The remaining two new cases are a woman in her 60s and a man in his 80s. Investigation is pending for their contacts, public health officials said.

According to the state of Montana’s COVID-19 tracking website on Tuesday, Beaverhead’s total positive cases include a girl under age 10, a teenage male, two men and a woman in their 20s, a woman in her 30s, a woman and man in their 40s, a woman in her 50s, a woman in her 60s, and two men in their 80s. The woman in her 20s was diagnosed in April and has since cleared the virus.

Four of Beaverhead’s positive cases were slated to leave isolation Monday, leaving the county with five active cases. A case diagnosed late in the course of the disease is off isolation. One case – the man in his 20s – was placed in isolation after coming into contact with a positive case. He fell within the criteria to discontinue isolation due to the lateness of his test result confirming positivity.

Public health officials said individuals tested through the July 10 community screening event should assume their test is negative; public health will contact individuals if the test is positive. Officials asked the public to not call the office seeking test results.

Montana has 2,712 confirmed cases and has seen 40 deaths from the virus as of Tuesday, or 760 more cases and six more deaths than at the same time last week. Nationally, the U.S. Centers for Disease Control and Prevention (CDC) tallied more than 3.7 million coronavirus cases and more than 140,000 deaths as of Monday.

Of the latest deaths, five were in Yellowstone County. The sixth death occurred in Lewis & Clark County.

The statewide mask directive requires businesses and sponsors of outdoor activities to deny entry or refuse service to those not wearing a face covering or mask in their establishment or at their event; it also allows local authorities to enforce the failures under the state’s trespassing laws. Exceptions are included for medical reasons; children under age five; individuals engaged in strenuous activity; those consuming food and drink; those undergoing a medical evaluation; and a couple of other situations.

Local public health officials discussed the mask requirement at a Friday meeting, but did not issue any local directives for enforcement. Public health also approved plans for the upcoming county fair and rodeo, but not plans for the annual concert (see related stories).

Local law enforcement encouraged residents to abide by the mask requirement, regardless of personal opinions or political leanings.

“I shudder to think of your officers having to be forced to make the decision to cite a fellow citizen on this issue,” Dillon Police Chief Don Guiberson said. “Your officers are all so grateful for your continued support, and by simply following the governor’s mandate you will continue to support us, so we are not put in a very undesirable position. COVID has not stopped criminals and they continue to perform their antics, and we need to be able to focus on those immediate issues. Our officers value the Dillon community and the last thing we want is to be placed as pawns in the middle of a political argument, especially in these times.”

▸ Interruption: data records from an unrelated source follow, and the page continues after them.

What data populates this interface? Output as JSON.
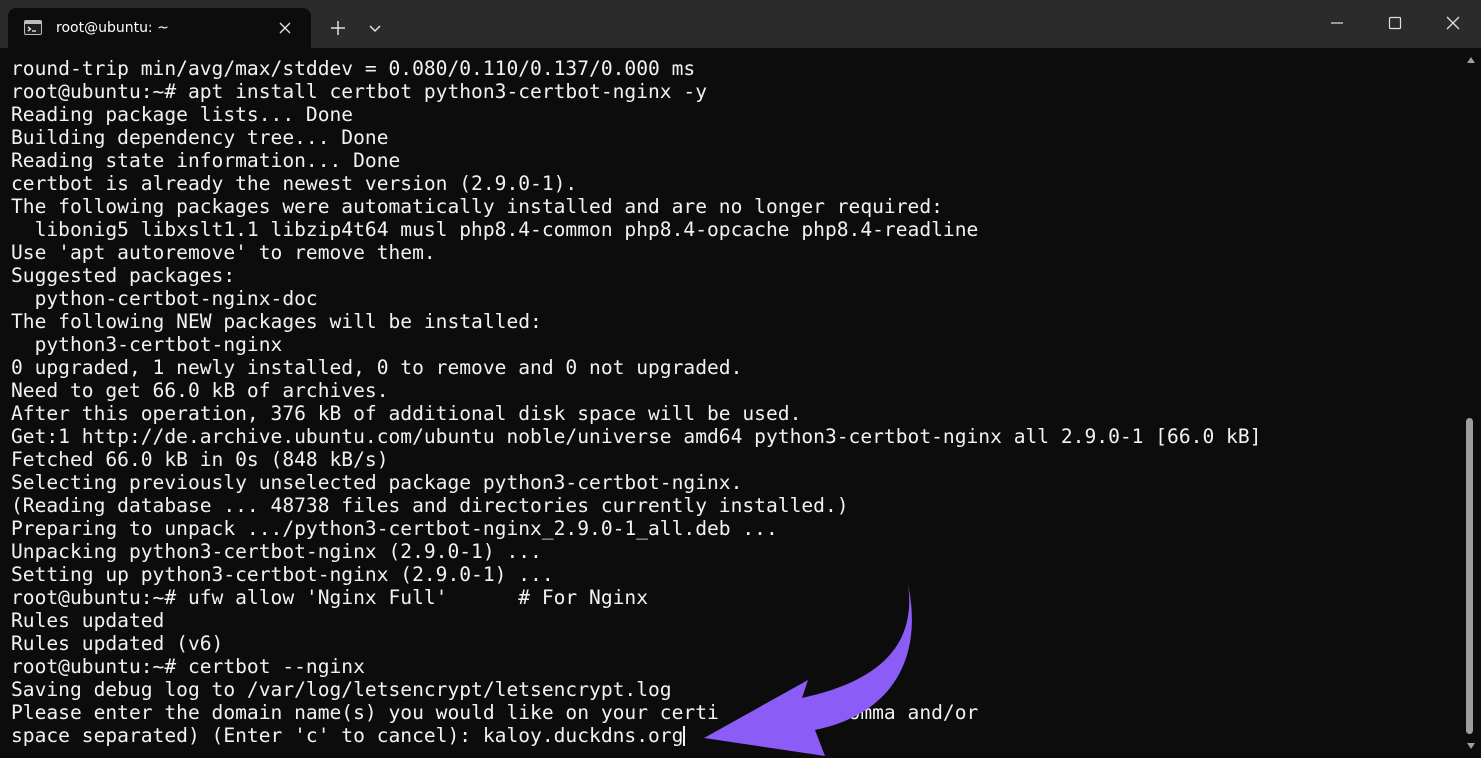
{
  "tab": {
    "title": "root@ubuntu: ~",
    "icon": "terminal-icon"
  },
  "titlebar_buttons": {
    "new_tab": "+",
    "minimize_icon": "minimize-icon",
    "maximize_icon": "maximize-icon",
    "close_icon": "close-icon"
  },
  "colors": {
    "background": "#0c0c0c",
    "titlebar": "#2b2b2b",
    "text": "#f2f2f2",
    "annotation_arrow": "#8b5cf6"
  },
  "terminal": {
    "lines": [
      "round-trip min/avg/max/stddev = 0.080/0.110/0.137/0.000 ms",
      "root@ubuntu:~# apt install certbot python3-certbot-nginx -y",
      "Reading package lists... Done",
      "Building dependency tree... Done",
      "Reading state information... Done",
      "certbot is already the newest version (2.9.0-1).",
      "The following packages were automatically installed and are no longer required:",
      "  libonig5 libxslt1.1 libzip4t64 musl php8.4-common php8.4-opcache php8.4-readline",
      "Use 'apt autoremove' to remove them.",
      "Suggested packages:",
      "  python-certbot-nginx-doc",
      "The following NEW packages will be installed:",
      "  python3-certbot-nginx",
      "0 upgraded, 1 newly installed, 0 to remove and 0 not upgraded.",
      "Need to get 66.0 kB of archives.",
      "After this operation, 376 kB of additional disk space will be used.",
      "Get:1 http://de.archive.ubuntu.com/ubuntu noble/universe amd64 python3-certbot-nginx all 2.9.0-1 [66.0 kB]",
      "Fetched 66.0 kB in 0s (848 kB/s)",
      "Selecting previously unselected package python3-certbot-nginx.",
      "(Reading database ... 48738 files and directories currently installed.)",
      "Preparing to unpack .../python3-certbot-nginx_2.9.0-1_all.deb ...",
      "Unpacking python3-certbot-nginx (2.9.0-1) ...",
      "Setting up python3-certbot-nginx (2.9.0-1) ...",
      "root@ubuntu:~# ufw allow 'Nginx Full'      # For Nginx",
      "Rules updated",
      "Rules updated (v6)",
      "root@ubuntu:~# certbot --nginx",
      "Saving debug log to /var/log/letsencrypt/letsencrypt.log",
      "Please enter the domain name(s) you would like on your certi          comma and/or",
      "space separated) (Enter 'c' to cancel): kaloy.duckdns.org"
    ]
  }
}
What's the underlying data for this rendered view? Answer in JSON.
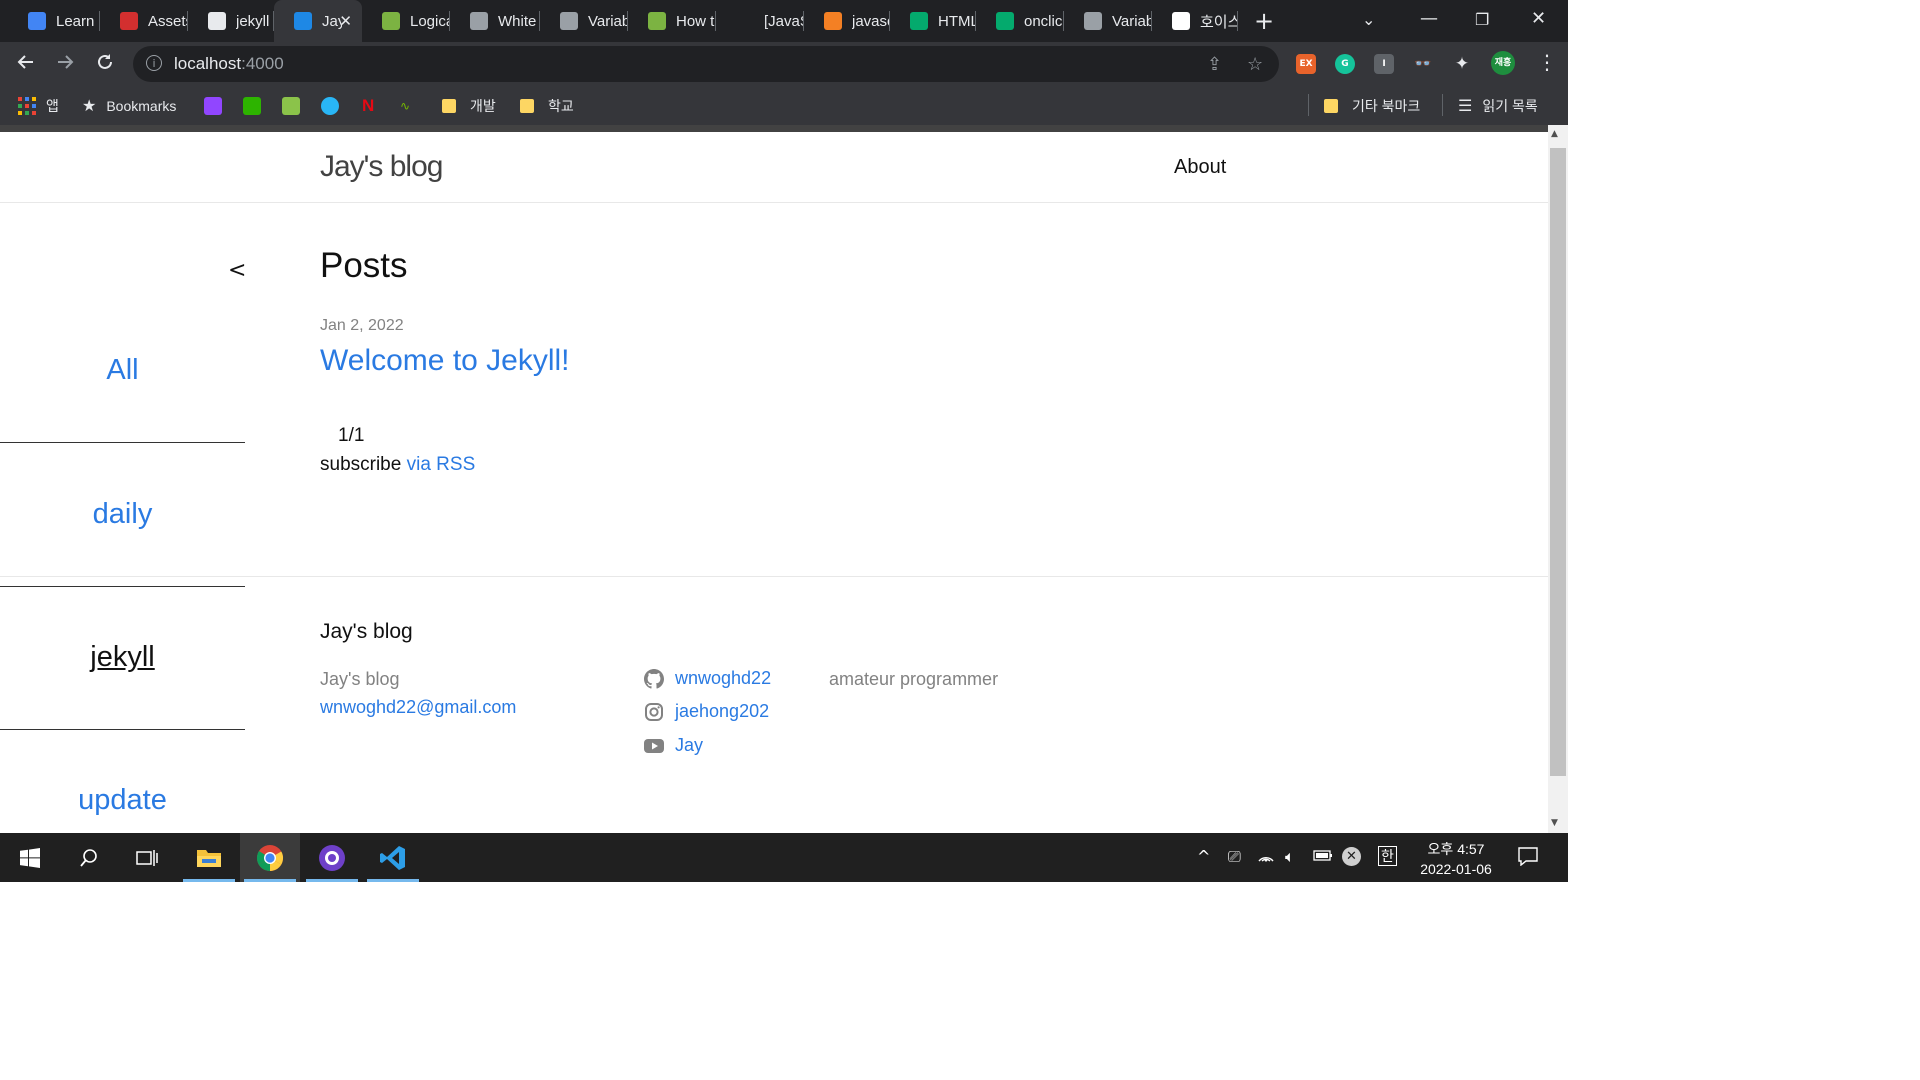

Guiberson also asked residents to respect the mask requirement as they patronize local businesses: “They need our patronage now more than ever. They need us in their stores. They are supporting Dillon families and are part of our community. The mandate says we need to wear masks to patronize their establishments, please do this for them.”

County Sheriff Paul Craft said law enforcement officials will lean toward educating people about the mandate over issuing tickets.

“It is my understanding that enforcement is the responsibility of the establishment and/or persons responsible for indoor spaces open to the public to follow the guidelines,” he said. “Should there be violations, education is going to be first and foremost. In the event that violations continue, information will be forwarded to the county attorney’s office for further action.”

Area school officials continue to prepare plans for possible in-person instruction for the school year, but those plans have not been finalized. Area districts are also preparing bus routes with virus precautions in mind.